Listen to this article

Experimental feature

A Japanese technology company mired in an accounting scandal said on Monday that it was seeking court protection from creditors.

IXI, a computer systems consultancy with interests in the video game and aviation sectors, admitted that its executives may have concocted fake trades and been involved in other irregularities. The group said the revelations made the prospect of remaining listed on the Tokyo Stock Exchange “very problematic”.

The announcement hit IXI’s shares, which fell 18.3 per cent on Monday. Although the market has been aware that IXI had problems, one fund manager said that as recently as last week the company was strongly playing down the prospect of any serious problems.

“I know a lot of people are very, very angry about this,” said an institutional investor. “The fact is that the issues that have come to light date back several years.” The investor said IXI’s accounting problems were apparently missed during the due diligence process when a controlling stake in the company passed from IT consultant CAC to technology group Internet Research Institute last year.

IRI, which now derives about 65 per cent of its profits from IXI, saw its shares fall 14 per cent on Monday. The company said it would book an extraordinary loss of Y14.38bn ($118m) on its IXI holding and that it was considering legal action.

An audit by Ernst & Young ShinNihon of IXI’s results for the year to the end of March 2006 brought the irregularities to light. IXI was asked to refile its earnings report by February 4. Over the weekend, it became clear that IXI could not meet that deadline and would face delisting.

IXI said delisting would probably trigger a sudden rush of demands that it pay back substantial debts. In addition to Y11.9bn in borrowings on its books, IXI said it could be responsible for another Y10bn in debt.

Get alerts on Technology sector when a new story is published
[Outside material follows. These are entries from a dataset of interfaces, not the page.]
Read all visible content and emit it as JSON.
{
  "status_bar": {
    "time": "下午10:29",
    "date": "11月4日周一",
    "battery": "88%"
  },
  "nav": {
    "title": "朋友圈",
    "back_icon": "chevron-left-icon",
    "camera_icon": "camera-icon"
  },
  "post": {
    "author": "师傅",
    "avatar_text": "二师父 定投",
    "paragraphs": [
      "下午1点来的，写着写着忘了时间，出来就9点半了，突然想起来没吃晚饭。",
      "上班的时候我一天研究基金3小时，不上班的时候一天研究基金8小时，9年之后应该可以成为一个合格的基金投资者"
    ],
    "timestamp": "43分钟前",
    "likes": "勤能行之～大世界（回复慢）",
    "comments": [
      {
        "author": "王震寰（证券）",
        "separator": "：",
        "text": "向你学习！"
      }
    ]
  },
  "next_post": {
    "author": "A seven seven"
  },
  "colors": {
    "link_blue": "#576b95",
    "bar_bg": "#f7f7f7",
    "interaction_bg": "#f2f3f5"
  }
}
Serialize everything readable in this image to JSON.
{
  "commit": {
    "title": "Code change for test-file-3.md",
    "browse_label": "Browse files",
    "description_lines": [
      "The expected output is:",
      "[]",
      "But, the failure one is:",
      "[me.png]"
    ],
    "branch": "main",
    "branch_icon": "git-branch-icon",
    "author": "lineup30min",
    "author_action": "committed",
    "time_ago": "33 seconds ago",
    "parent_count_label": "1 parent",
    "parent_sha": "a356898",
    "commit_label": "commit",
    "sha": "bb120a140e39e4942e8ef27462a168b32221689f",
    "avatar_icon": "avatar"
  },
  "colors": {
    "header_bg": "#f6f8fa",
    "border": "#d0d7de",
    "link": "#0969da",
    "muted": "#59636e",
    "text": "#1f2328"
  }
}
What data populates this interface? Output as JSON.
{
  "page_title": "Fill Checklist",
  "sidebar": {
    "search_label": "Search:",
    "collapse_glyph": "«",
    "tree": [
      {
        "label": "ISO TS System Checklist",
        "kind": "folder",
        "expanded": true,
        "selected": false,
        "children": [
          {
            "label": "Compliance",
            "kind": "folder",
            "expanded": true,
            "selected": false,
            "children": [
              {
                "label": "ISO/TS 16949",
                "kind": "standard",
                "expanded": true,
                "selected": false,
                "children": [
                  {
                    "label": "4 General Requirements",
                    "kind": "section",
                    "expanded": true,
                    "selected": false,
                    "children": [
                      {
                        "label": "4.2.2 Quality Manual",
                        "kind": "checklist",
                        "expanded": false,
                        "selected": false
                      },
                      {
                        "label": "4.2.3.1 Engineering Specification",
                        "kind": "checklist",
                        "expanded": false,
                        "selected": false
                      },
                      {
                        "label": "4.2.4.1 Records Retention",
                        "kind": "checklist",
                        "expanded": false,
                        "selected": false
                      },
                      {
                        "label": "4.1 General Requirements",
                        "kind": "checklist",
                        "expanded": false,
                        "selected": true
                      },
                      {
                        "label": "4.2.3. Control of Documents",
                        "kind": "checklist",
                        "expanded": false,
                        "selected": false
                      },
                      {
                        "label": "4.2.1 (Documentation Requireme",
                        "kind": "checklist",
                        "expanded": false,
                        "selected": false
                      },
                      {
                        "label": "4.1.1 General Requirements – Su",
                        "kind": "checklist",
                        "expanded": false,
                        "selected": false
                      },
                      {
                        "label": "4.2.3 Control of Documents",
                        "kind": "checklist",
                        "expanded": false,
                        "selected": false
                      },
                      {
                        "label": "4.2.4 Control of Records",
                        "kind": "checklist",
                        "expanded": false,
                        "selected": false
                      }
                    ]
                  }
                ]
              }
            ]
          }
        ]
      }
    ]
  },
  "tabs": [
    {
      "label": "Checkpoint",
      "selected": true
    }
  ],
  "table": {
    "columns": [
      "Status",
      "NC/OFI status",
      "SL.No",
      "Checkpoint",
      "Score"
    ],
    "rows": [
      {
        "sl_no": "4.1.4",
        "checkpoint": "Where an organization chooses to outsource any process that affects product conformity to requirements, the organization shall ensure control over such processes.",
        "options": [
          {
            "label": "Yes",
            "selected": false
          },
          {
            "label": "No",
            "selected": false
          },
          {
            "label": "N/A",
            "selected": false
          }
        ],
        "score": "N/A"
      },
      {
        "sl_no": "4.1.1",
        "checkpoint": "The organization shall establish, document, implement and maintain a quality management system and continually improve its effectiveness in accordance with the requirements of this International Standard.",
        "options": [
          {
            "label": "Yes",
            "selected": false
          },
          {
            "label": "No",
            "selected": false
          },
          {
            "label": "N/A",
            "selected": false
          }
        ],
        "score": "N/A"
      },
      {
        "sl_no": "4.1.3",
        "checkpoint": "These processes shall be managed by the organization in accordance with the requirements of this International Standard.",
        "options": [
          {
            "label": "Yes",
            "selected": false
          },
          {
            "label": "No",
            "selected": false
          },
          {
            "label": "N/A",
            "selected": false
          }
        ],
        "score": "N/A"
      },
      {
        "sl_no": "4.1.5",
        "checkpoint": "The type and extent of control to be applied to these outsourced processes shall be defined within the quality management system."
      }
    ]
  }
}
Copyright The Financial Times Limited 2019. All rights reserved.

Comments have not been enabled for this article.

Follow the topics in this article